    Really nice article! Good stuff!

  • Koichifan

    Koichi, this article made me fall in love with you! Dokushin desuka, KEKKON SHIMASHOU!

  • besterthenyou

    Is there an Anki deck for this?

  • Autumn Dawn

    thanks. I have been learning Japanese for nearly 5 months and it’s painful to write Kanji characters over and over again, but the next time I see them, they are totally new to me.

  • Jo Somebody

    Make one! It’ll stick better.

  • Jo Somebody

    So… this is fantastic!

  • Orphee

    I think I noticed it once when studying through Wanikani but did not think it was a recurring fact. Thanks for the trick!

  • besterthenyou

    Nope, I just get super frustrated.

  • Skyeaten

    best things in life are freeeeee :3

  • Richard Jasionowski

    I just came across a few more. All Kanji featuring 亢 or 侯, except 俟,have the on-yomi こう.

    侯: 候、喉、etc.

  • Jessica May

    Actually, I started reading (or at least trying to) in Japanese recently and knowing the readings of kanjis (or being able to guess these) saves you A LOT of time when you need to look up words you don’t know. If you don’t know any of the kanjis, you need to search each of them in a kanji dictionnary, then look for the word meaning in another dictionnary… If you already know the readings, you can try to figure out the pronunciation of the word and either you already know it, or you can head straightaway to a vocabulary dictionnary. Now, I mostly read from paper books so I’m not sure how much it applies to people reading on their computer (since they can just copy-paste the word anyway).

    Anyways, great article!

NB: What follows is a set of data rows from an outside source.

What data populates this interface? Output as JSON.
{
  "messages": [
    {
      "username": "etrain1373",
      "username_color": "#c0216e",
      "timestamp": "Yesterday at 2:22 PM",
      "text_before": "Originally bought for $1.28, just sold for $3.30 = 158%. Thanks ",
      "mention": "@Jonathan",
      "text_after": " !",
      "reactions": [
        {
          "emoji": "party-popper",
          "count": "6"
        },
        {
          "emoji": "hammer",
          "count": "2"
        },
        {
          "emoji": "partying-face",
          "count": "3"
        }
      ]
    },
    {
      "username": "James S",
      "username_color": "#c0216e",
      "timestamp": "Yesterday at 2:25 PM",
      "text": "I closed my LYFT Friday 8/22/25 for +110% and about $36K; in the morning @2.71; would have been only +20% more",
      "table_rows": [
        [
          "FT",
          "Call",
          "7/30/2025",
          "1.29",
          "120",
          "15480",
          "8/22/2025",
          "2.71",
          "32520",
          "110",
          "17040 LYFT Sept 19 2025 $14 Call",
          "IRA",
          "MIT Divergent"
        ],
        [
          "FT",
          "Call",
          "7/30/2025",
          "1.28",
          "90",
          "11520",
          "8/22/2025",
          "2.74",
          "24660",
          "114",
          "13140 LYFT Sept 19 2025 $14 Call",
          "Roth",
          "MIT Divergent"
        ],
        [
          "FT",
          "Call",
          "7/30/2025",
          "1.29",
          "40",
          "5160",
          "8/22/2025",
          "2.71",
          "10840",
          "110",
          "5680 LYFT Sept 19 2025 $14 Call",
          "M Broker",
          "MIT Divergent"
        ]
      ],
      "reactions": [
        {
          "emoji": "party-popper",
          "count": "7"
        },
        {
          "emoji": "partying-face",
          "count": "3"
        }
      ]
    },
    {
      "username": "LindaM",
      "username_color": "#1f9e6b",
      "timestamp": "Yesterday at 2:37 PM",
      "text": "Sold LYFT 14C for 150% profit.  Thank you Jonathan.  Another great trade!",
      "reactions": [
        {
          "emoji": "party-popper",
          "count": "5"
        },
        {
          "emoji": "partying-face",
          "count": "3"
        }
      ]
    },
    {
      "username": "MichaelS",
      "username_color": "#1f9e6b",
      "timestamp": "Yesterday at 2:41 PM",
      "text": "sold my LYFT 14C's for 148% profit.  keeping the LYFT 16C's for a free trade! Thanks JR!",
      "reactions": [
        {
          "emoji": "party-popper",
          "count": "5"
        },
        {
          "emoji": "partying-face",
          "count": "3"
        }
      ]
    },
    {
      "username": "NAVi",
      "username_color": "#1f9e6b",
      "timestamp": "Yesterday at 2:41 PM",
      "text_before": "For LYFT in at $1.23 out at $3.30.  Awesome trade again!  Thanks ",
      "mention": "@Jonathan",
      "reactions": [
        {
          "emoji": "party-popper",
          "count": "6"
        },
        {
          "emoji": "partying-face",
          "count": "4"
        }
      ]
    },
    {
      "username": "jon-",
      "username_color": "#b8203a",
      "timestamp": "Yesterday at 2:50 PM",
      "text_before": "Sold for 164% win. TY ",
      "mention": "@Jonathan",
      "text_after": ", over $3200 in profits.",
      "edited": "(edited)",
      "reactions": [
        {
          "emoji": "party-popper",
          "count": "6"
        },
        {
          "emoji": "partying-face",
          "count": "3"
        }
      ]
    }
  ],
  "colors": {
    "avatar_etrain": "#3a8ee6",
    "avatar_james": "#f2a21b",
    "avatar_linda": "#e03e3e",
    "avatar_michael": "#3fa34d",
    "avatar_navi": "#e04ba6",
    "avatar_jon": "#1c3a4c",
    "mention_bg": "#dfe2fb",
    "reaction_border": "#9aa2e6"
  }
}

I’d already started to make some of the connections, and I’m glad to see I wasn’t quite wrong in my guess^^

  •çalves/100000113486566 Rodrigo Gonçalves

    Excellent article! Will help a lot learning to read those Kanji…

  • yx_wh

    unfortunately some correspondence is
    not true. For example, 虫(ちゅう)is
    not derived from中(ちゅう),
    because 虫
    is a 会意文字(かいいもじ),
    not a 形声文字(けいせいもじ),
    so it cannot be derived from 中.
    And their pronunciations in Middle Chinese are different (虫
    pronounced “driung”
    and 中
    “triung” in Middle Chinese, they are also pronounced differently
    in modern Mandarin Chinese)

    if you want to know more, you should
    look at the “六書(りくしょ)”
    and Middle Chinese(ちゅうこおん).
    Some kanji had different pronunciations in Middle Chinese but lost
    their differences in Japanese.

  • yx_wh


  • yx_wh

    待 is never じ.
    yes i searched and it seems to be caused by 古無舌上音 this is about Old Chinese and i don’t know it clearly either

  • Paulo

    Thanks for this help… I guess this will help me familiarize more of those kanjis.. I believe kanji what makes the language really difficult.. Isn’t it that kanji is the most difficult part of the language? :/ why oh why!!

  • Navarang

    空港 kuukou Airport